Labels written by the French and Italian Drawings Class
Label written by Suzanne Folds McCullagh (B.A., Smith College ‘73; Ph.D., Harvard University ‘81), the Anne Vogt Fuller and Marion Titus Searle Chair and Curator of Prints and Drawings at the Art Institute of Chicago:
Cigoli was a prolific and expressive draftsman who brought a new naturalism and clarity to his vast corpus of drawings, many of which were preparatory for paintings and espoused Counter Reformation decorum and piety.
This double-sided drawing is comprised of red chalk (recto) and pen and brown ink (verso) studies for The Dream of Jacob, one of his early masterpieces—probably the 1593 version (the painting pictured here) now in the Musée des Beaux-Arts in Nancy.
Discovered mounted in a book in 1996 at an antiquarian book sale in Northampton, the sheet joins an impressive list of at least nine studies for that composition, which Cigoli executed several times in oil.

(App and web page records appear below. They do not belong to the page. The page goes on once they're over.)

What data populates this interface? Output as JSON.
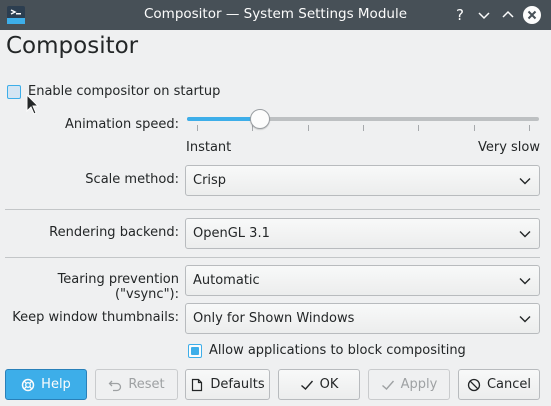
{
  "window": {
    "title": "Compositor — System Settings Module",
    "icon": "settings-app-icon",
    "controls": [
      "help-icon",
      "minimize-icon",
      "maximize-icon",
      "close-icon"
    ]
  },
  "page": {
    "title": "Compositor"
  },
  "enable_on_startup": {
    "label": "Enable compositor on startup",
    "checked": false
  },
  "animation_speed": {
    "label": "Animation speed:",
    "min_label": "Instant",
    "max_label": "Very slow",
    "value_fraction": 0.19,
    "tick_count": 7
  },
  "scale_method": {
    "label": "Scale method:",
    "value": "Crisp"
  },
  "rendering_backend": {
    "label": "Rendering backend:",
    "value": "OpenGL 3.1"
  },
  "tearing_prevention": {
    "label": "Tearing prevention (\"vsync\"):",
    "value": "Automatic"
  },
  "keep_thumbnails": {
    "label": "Keep window thumbnails:",
    "value": "Only for Shown Windows"
  },
  "allow_block": {
    "label": "Allow applications to block compositing",
    "checked": true
  },
  "buttons": {
    "help": "Help",
    "reset": "Reset",
    "defaults": "Defaults",
    "ok": "OK",
    "apply": "Apply",
    "cancel": "Cancel"
  },
  "colors": {
    "accent": "#3daee9",
    "titlebar": "#475057",
    "background": "#eff0f1"
  }
}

The red chalk study is clearly drawn from a studio model in contemporary dress.
Label written by Carol Kaminsky:
Géricault’s short life spanned the rise and fall of Napoleon and the shift from rigid Classicism to the intensity of Romanticism. His short apprenticeship in the former style was followed by a period of self-study in Paris copying paintings in the Louvre and two years (1816–17) in Florence and Rome. This brooding landscape, possibly made in Italy, is transformed by sharp contrasts between light and dark. Bands of clouds race across the horizon; a glow emanates from a hidden moon and lights a crenellated tower as smoke rises to merge with the midnight blue of the sky. Landscapes are relatively rare within the artist’s drawn oeuvre, but another landscape by Géricault appears in the exhibition Drawn to Excellence on SCMA’s first floor.

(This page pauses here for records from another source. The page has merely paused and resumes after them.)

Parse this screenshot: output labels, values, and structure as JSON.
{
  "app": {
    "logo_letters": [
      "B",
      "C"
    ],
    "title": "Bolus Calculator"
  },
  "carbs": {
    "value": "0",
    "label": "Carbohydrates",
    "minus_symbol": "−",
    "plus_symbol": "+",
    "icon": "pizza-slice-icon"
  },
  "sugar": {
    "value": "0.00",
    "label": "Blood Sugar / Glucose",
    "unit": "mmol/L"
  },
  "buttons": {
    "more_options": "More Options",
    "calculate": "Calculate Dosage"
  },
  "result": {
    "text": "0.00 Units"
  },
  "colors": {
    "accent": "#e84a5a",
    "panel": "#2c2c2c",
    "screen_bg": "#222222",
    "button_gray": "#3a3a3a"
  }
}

Agostino Carracci, Annibale Carracci. Italian, Agostino 1557 – 1602; Annibale 1560 – 1609. Landscape: Hillock with Trees,n.d. Pen and brown ink on cream laid paper. Purchased. Photography by Petegorsky/Gipe. SC 1955:30
Label written by Maggie Hoot, class of 2016:

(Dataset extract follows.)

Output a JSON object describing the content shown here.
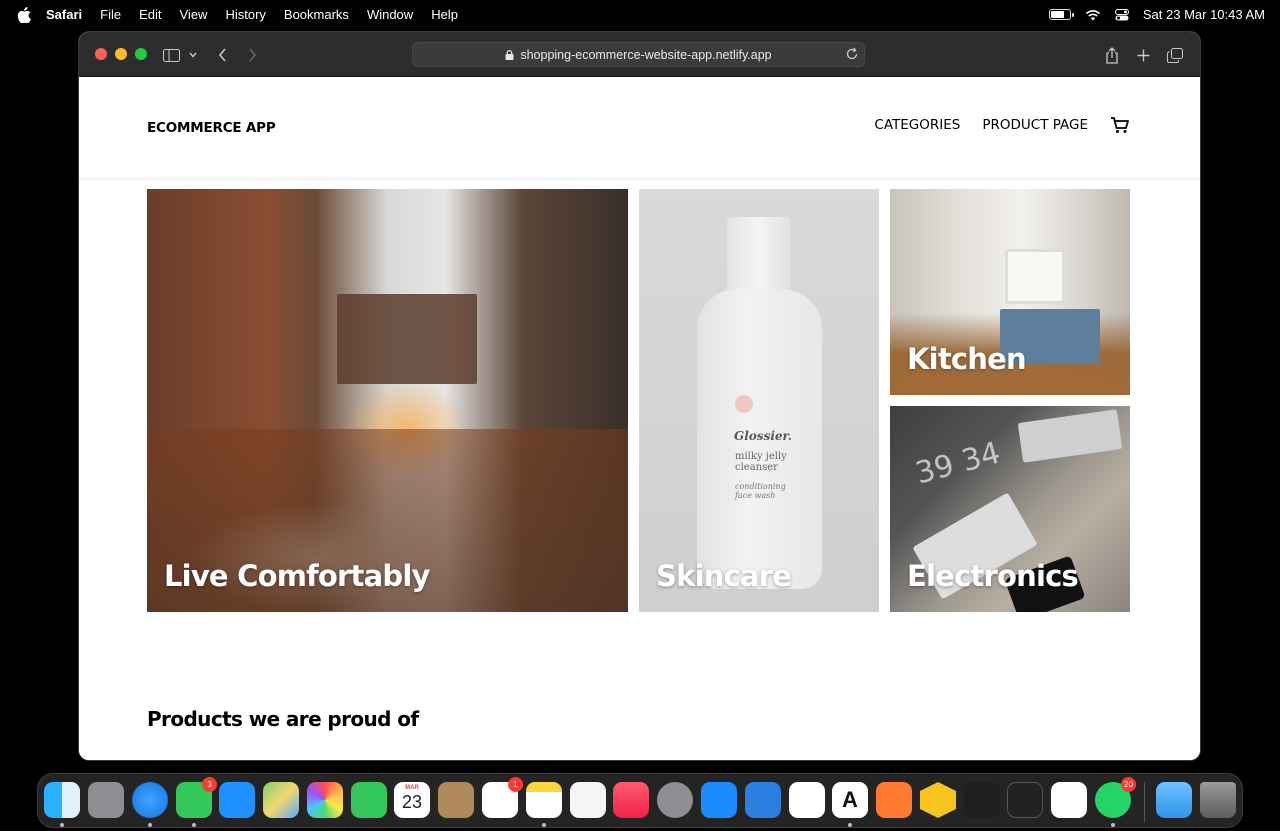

The Carracci family of artists reformed art in late sixteenth-century Italy, moving from the sterility of Mannerism to the drama of the Baroque, emphasizing drawing from nature and living subjects. While this landscape is surely from the Carracci dynasty, it is highly debatable which family member made this small sketch. A past collector attributed it to “Antonio Caracie” (as inscribed), but most scholars believe it to be by Antonio’s father, Agostino, or his uncle Annibale. Drawings representing trees by both of these artists are featured in the exhibition Drawn to Excellence downstairs and provide an intriguing comparison and foundation for this work’s origins.